### What is required
Look for the string "screenshot" in the material below. Copy every line where you find it.

====

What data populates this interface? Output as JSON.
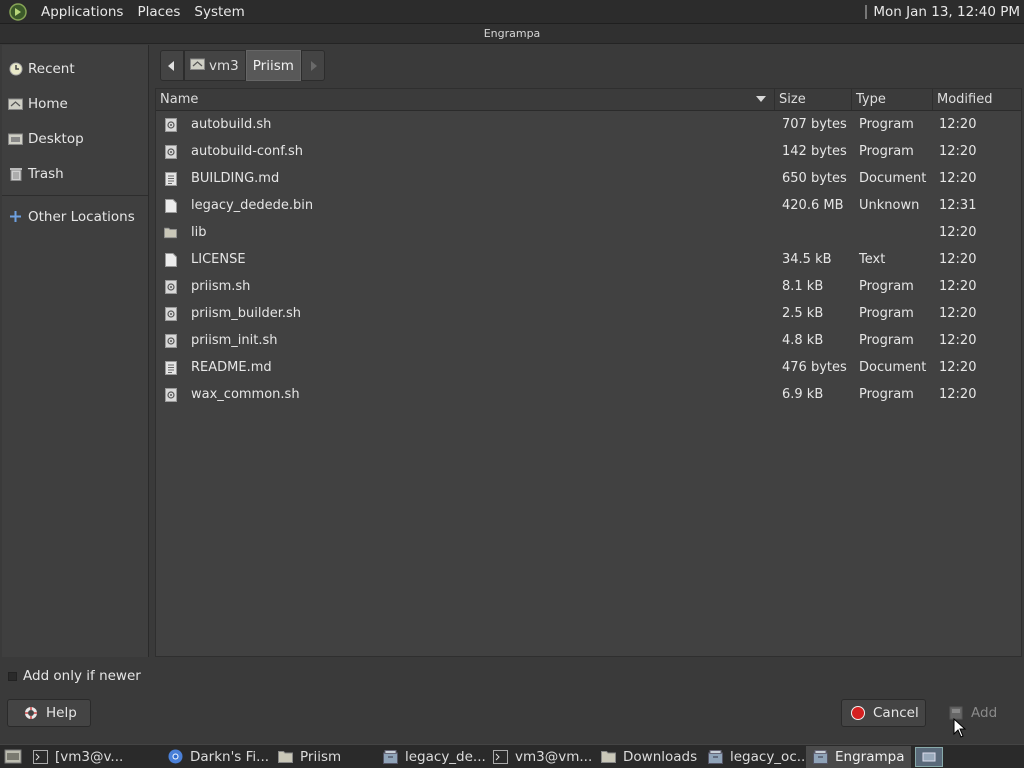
{
  "top_panel": {
    "menu": [
      "Applications",
      "Places",
      "System"
    ],
    "clock": "Mon Jan 13, 12:40 PM"
  },
  "window": {
    "title": "Engrampa"
  },
  "sidebar": {
    "items": [
      {
        "label": "Recent",
        "icon": "clock-icon"
      },
      {
        "label": "Home",
        "icon": "home-icon"
      },
      {
        "label": "Desktop",
        "icon": "desktop-icon"
      },
      {
        "label": "Trash",
        "icon": "trash-icon"
      }
    ],
    "other": {
      "label": "Other Locations",
      "icon": "plus-icon"
    }
  },
  "pathbar": {
    "segments": [
      "vm3",
      "Priism"
    ],
    "active": "Priism"
  },
  "filelist": {
    "columns": {
      "name": "Name",
      "size": "Size",
      "type": "Type",
      "modified": "Modified"
    },
    "sort": {
      "column": "Name",
      "direction": "descending"
    },
    "rows": [
      {
        "name": "autobuild.sh",
        "size": "707 bytes",
        "type": "Program",
        "modified": "12:20",
        "icon": "script-icon"
      },
      {
        "name": "autobuild-conf.sh",
        "size": "142 bytes",
        "type": "Program",
        "modified": "12:20",
        "icon": "script-icon"
      },
      {
        "name": "BUILDING.md",
        "size": "650 bytes",
        "type": "Document",
        "modified": "12:20",
        "icon": "document-icon"
      },
      {
        "name": "legacy_dedede.bin",
        "size": "420.6 MB",
        "type": "Unknown",
        "modified": "12:31",
        "icon": "file-icon"
      },
      {
        "name": "lib",
        "size": "",
        "type": "",
        "modified": "12:20",
        "icon": "folder-icon"
      },
      {
        "name": "LICENSE",
        "size": "34.5 kB",
        "type": "Text",
        "modified": "12:20",
        "icon": "text-icon"
      },
      {
        "name": "priism.sh",
        "size": "8.1 kB",
        "type": "Program",
        "modified": "12:20",
        "icon": "script-icon"
      },
      {
        "name": "priism_builder.sh",
        "size": "2.5 kB",
        "type": "Program",
        "modified": "12:20",
        "icon": "script-icon"
      },
      {
        "name": "priism_init.sh",
        "size": "4.8 kB",
        "type": "Program",
        "modified": "12:20",
        "icon": "script-icon"
      },
      {
        "name": "README.md",
        "size": "476 bytes",
        "type": "Document",
        "modified": "12:20",
        "icon": "document-icon"
      },
      {
        "name": "wax_common.sh",
        "size": "6.9 kB",
        "type": "Program",
        "modified": "12:20",
        "icon": "script-icon"
      }
    ]
  },
  "options": {
    "add_only_if_newer": "Add only if newer"
  },
  "buttons": {
    "help": "Help",
    "cancel": "Cancel",
    "add": "Add"
  },
  "taskbar": {
    "tasks": [
      {
        "label": "[vm3@v...",
        "icon": "terminal-icon",
        "active": false
      },
      {
        "label": "Darkn's Fi...",
        "icon": "chrome-icon",
        "active": false
      },
      {
        "label": "Priism",
        "icon": "folder-icon",
        "active": false
      },
      {
        "label": "legacy_de...",
        "icon": "archive-icon",
        "active": false
      },
      {
        "label": "vm3@vm...",
        "icon": "terminal-icon",
        "active": false
      },
      {
        "label": "Downloads",
        "icon": "folder-icon",
        "active": false
      },
      {
        "label": "legacy_oc...",
        "icon": "archive-icon",
        "active": false
      },
      {
        "label": "Engrampa",
        "icon": "archive-icon",
        "active": true
      }
    ]
  },
  "colors": {
    "background": "#3a3a3a",
    "panel": "#2c2c2c",
    "cancel_red": "#d42020"
  }
}
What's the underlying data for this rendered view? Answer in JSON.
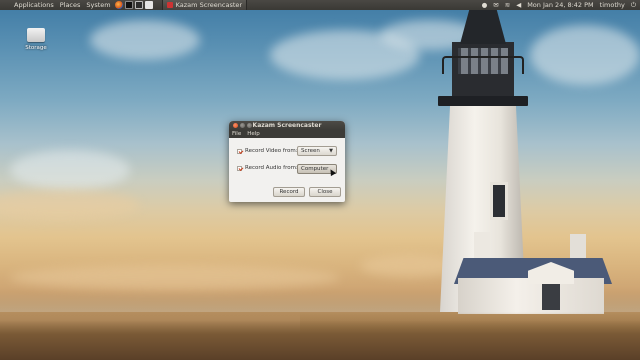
{
  "panel": {
    "menus": [
      "Applications",
      "Places",
      "System"
    ],
    "task_title": "Kazam Screencaster",
    "clock": "Mon Jan 24, 8:42 PM",
    "user": "timothy"
  },
  "desktop": {
    "icon_label": "Storage"
  },
  "window": {
    "title": "Kazam Screencaster",
    "menu": [
      "File",
      "Help"
    ],
    "video_label": "Record Video from:",
    "video_value": "Screen",
    "audio_label": "Record Audio from:",
    "audio_value": "Computer",
    "record_label": "Record",
    "close_label": "Close"
  },
  "icons": {
    "browser": "firefox-icon",
    "terminal": "terminal-icon",
    "monitor": "system-monitor-icon",
    "app": "kazam-icon"
  }
}
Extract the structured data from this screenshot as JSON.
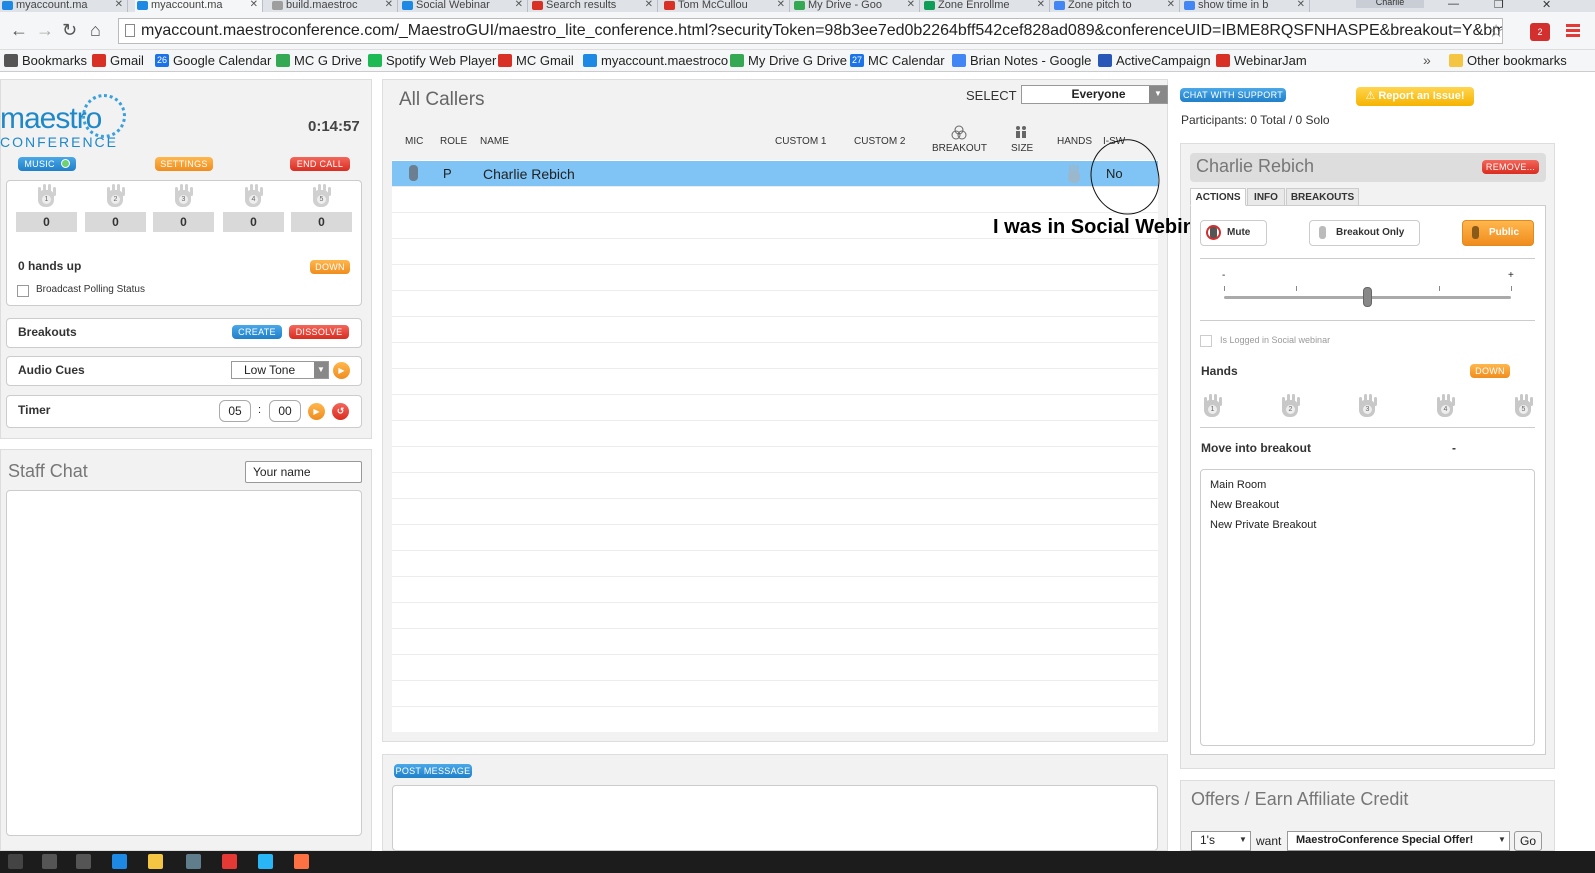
{
  "browser": {
    "tabs": [
      {
        "label": "myaccount.ma",
        "color": "#1e88e5"
      },
      {
        "label": "myaccount.ma",
        "color": "#1e88e5"
      },
      {
        "label": "build.maestroc",
        "color": "#9e9e9e"
      },
      {
        "label": "Social Webinar",
        "color": "#1e88e5"
      },
      {
        "label": "Search results",
        "color": "#d93025"
      },
      {
        "label": "Tom McCullou",
        "color": "#d93025"
      },
      {
        "label": "My Drive - Goo",
        "color": "#34a853"
      },
      {
        "label": "Zone Enrollme",
        "color": "#0f9d58"
      },
      {
        "label": "Zone pitch to",
        "color": "#4285f4"
      },
      {
        "label": "show time in b",
        "color": "#4285f4"
      }
    ],
    "profile": "Charlie",
    "url": "myaccount.maestroconference.com/_MaestroGUI/maestro_lite_conference.html?securityToken=98b3ee7ed0b2264bff542cef828ad089&conferenceUID=IBME8RQSFNHASPE&breakout=Y&bm=Y",
    "ext_badge": "2",
    "bookmarks": [
      {
        "label": "Bookmarks",
        "color": "#555555"
      },
      {
        "label": "Gmail",
        "color": "#d93025"
      },
      {
        "label": "Google Calendar",
        "color": "#1a73e8"
      },
      {
        "label": "MC G Drive",
        "color": "#34a853"
      },
      {
        "label": "Spotify Web Player",
        "color": "#1db954"
      },
      {
        "label": "MC Gmail",
        "color": "#d93025"
      },
      {
        "label": "myaccount.maestroco",
        "color": "#1e88e5"
      },
      {
        "label": "My Drive G Drive",
        "color": "#34a853"
      },
      {
        "label": "MC Calendar",
        "color": "#1a73e8"
      },
      {
        "label": "Brian Notes - Google",
        "color": "#4285f4"
      },
      {
        "label": "ActiveCampaign",
        "color": "#2957b8"
      },
      {
        "label": "WebinarJam",
        "color": "#d93025"
      }
    ],
    "calendar_day": "26",
    "calendar_day2": "27",
    "more": "»",
    "other_bookmarks": "Other bookmarks"
  },
  "left": {
    "logo_word": "maestro",
    "logo_sub": "CONFERENCE",
    "clock": "0:14:57",
    "music_label": "MUSIC",
    "settings_label": "SETTINGS",
    "end_call_label": "END CALL",
    "hand_counts": [
      "0",
      "0",
      "0",
      "0",
      "0"
    ],
    "hand_numbers": [
      "1",
      "2",
      "3",
      "4",
      "5"
    ],
    "hands_up": "0 hands up",
    "down_label": "DOWN",
    "broadcast_polling": "Broadcast Polling Status",
    "breakouts_label": "Breakouts",
    "create_label": "CREATE",
    "dissolve_label": "DISSOLVE",
    "audio_cues_label": "Audio Cues",
    "audio_cue_value": "Low Tone",
    "timer_label": "Timer",
    "timer_min": "05",
    "timer_sep": ":",
    "timer_sec": "00",
    "staff_chat_title": "Staff Chat",
    "your_name_placeholder": "Your name"
  },
  "center": {
    "tab_title": "All Callers",
    "select_label": "SELECT",
    "select_value": "Everyone",
    "columns": {
      "mic": "MIC",
      "role": "ROLE",
      "name": "NAME",
      "custom1": "CUSTOM 1",
      "custom2": "CUSTOM 2",
      "breakout": "BREAKOUT",
      "size": "SIZE",
      "hands": "HANDS",
      "sw": "I-SW"
    },
    "rows": [
      {
        "role": "P",
        "name": "Charlie Rebich",
        "sw": "No"
      }
    ],
    "annotation": "I was in Social Webinar",
    "post_message_label": "POST MESSAGE"
  },
  "right": {
    "chat_support_label": "CHAT WITH SUPPORT",
    "report_issue_label": "Report an Issue!",
    "participants": "Participants: 0 Total / 0 Solo",
    "caller_name": "Charlie Rebich",
    "remove_label": "REMOVE...",
    "tabs": [
      "ACTIONS",
      "INFO",
      "BREAKOUTS"
    ],
    "mute_label": "Mute",
    "breakout_only_label": "Breakout Only",
    "public_label": "Public",
    "slider_min": "-",
    "slider_max": "+",
    "volume_level": 0.5,
    "logged_in_label": "Is Logged in Social webinar",
    "hands_label": "Hands",
    "down_label": "DOWN",
    "hand_numbers": [
      "1",
      "2",
      "3",
      "4",
      "5"
    ],
    "move_breakout_label": "Move into breakout",
    "move_breakout_dash": "-",
    "breakout_options": [
      "Main Room",
      "New Breakout",
      "New Private Breakout"
    ],
    "offers_title": "Offers / Earn Affiliate Credit",
    "offer_qty": "1's",
    "want_label": "want",
    "offer_value": "MaestroConference Special Offer!",
    "go_label": "Go"
  }
}
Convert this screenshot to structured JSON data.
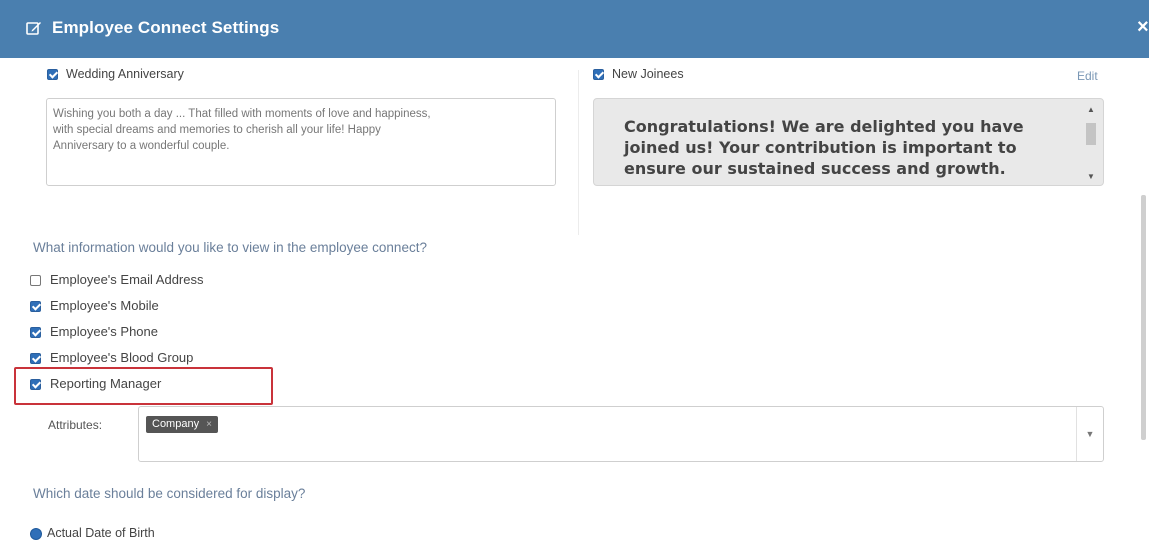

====

### Task response
Extract the structured data from this screenshot as JSON.
Convert this screenshot to structured JSON data.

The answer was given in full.